Christmas and the Evergreens
I remember the first Christmas wreath I had made for my door.
Evergreen boughs of spruce or pine, laced around a wire frame, woven together with ivy vines and branches of holly with its bright red berries. It is the one tradition I have kept most years, even though I insist on using living materials. I might have to nail it to the door to keep it from growing legs, but it’s worth it every time.
My own personal beliefs bring the traditions of many belief systems into my life. I love the old pagan rituals, Wiccan beliefs, and the teachings of kindness and care from all the major religions of the world. The evergreen plants are a symbol of hope and renewal from ancient times, which have been wound into Christian traditions. The Holly and the Ivy is a hauntingly beautiful carol, melding the two winter green plants into the celebration of the birth of Christ.
Mistletoe is hung in the doors all over the house, but the biggest sprigs hang between the kitchen and the dining room. More in the entrance ways to my home, inviting a kiss from a lover. The plant is magical, it hangs in the canopy of the oak tree, seemingly growing with no roots, drawing support from the mighty branches and the very air we breathe. Today the belief that it cures a myriad of illnesses, is proven. The plant has awesome anti tumor properties.
It’s Christmas Day today, and the memories of dozens of preceding holidays crowd my mind as I prepare to bring a joyful new one into the fold. My own personal season of miracles is complete as I prepare to bring my best friend and room mate home. Healthy, but with a lengthy road to complete recovery, he is alive because of the strides medicine has made over the years. Thanks to God or if you prefer the Goddess for your blessings this year.

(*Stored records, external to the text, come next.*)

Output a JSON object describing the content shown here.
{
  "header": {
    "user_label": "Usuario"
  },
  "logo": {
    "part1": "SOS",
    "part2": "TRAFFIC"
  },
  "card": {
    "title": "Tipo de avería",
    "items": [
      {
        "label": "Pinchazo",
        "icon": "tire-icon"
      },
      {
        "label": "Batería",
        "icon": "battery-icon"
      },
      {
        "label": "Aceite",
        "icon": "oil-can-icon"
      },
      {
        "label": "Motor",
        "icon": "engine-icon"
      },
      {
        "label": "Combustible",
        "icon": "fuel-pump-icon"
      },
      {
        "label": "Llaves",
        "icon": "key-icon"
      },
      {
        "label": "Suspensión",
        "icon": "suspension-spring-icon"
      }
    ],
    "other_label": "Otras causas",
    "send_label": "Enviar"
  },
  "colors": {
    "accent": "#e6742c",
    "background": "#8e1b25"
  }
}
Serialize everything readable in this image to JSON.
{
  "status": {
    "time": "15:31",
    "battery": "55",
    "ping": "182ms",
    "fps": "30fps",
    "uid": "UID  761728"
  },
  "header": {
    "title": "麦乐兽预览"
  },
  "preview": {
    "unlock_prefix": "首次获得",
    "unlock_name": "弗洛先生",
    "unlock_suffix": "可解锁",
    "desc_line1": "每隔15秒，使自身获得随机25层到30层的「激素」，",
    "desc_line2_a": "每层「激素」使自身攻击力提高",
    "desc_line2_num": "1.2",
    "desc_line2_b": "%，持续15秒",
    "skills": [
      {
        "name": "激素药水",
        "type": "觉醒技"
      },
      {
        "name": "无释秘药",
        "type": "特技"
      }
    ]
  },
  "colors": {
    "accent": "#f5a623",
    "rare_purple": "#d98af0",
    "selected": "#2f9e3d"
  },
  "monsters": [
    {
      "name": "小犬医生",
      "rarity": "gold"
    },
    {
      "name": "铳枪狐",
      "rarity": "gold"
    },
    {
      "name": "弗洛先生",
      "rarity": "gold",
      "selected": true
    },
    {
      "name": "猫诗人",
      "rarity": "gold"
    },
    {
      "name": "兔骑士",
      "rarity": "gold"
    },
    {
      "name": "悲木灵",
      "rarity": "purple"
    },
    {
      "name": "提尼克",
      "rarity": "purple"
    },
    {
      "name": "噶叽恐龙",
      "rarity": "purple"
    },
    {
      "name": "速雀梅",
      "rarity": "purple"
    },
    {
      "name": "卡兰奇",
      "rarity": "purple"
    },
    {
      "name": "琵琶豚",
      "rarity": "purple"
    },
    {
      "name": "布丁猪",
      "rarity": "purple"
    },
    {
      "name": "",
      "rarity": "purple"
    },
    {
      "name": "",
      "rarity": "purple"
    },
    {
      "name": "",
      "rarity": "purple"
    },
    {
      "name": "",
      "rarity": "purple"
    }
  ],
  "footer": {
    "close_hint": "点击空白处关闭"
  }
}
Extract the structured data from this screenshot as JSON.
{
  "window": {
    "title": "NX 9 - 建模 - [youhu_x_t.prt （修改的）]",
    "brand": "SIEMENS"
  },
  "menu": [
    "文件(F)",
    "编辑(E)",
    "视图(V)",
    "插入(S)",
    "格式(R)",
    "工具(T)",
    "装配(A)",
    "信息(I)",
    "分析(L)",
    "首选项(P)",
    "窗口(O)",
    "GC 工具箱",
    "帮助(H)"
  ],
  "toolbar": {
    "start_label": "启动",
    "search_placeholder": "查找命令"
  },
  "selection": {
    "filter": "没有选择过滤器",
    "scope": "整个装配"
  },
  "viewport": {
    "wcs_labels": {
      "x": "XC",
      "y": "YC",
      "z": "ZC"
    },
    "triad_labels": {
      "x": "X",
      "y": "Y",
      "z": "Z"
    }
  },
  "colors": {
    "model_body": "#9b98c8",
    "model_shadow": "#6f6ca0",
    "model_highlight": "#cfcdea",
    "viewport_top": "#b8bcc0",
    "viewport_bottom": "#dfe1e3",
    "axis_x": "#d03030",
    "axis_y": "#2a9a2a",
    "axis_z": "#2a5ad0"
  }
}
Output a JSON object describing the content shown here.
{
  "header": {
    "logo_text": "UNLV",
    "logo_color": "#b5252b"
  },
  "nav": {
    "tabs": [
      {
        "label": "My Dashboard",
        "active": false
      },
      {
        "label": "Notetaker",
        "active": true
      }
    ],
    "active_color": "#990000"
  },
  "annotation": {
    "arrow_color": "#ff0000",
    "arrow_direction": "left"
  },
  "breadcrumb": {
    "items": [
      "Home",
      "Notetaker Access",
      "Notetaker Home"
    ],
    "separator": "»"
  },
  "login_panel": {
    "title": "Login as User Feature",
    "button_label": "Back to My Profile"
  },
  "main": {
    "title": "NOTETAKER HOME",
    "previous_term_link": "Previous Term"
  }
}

In an hour or two, I’ll pull the door closed as I leave to make the journey to the hospital, and the wreath hangs there, declaring my hopes and dreams. The holly, ivy, mistletoe, and spruce boughs declare love will survive evergreen.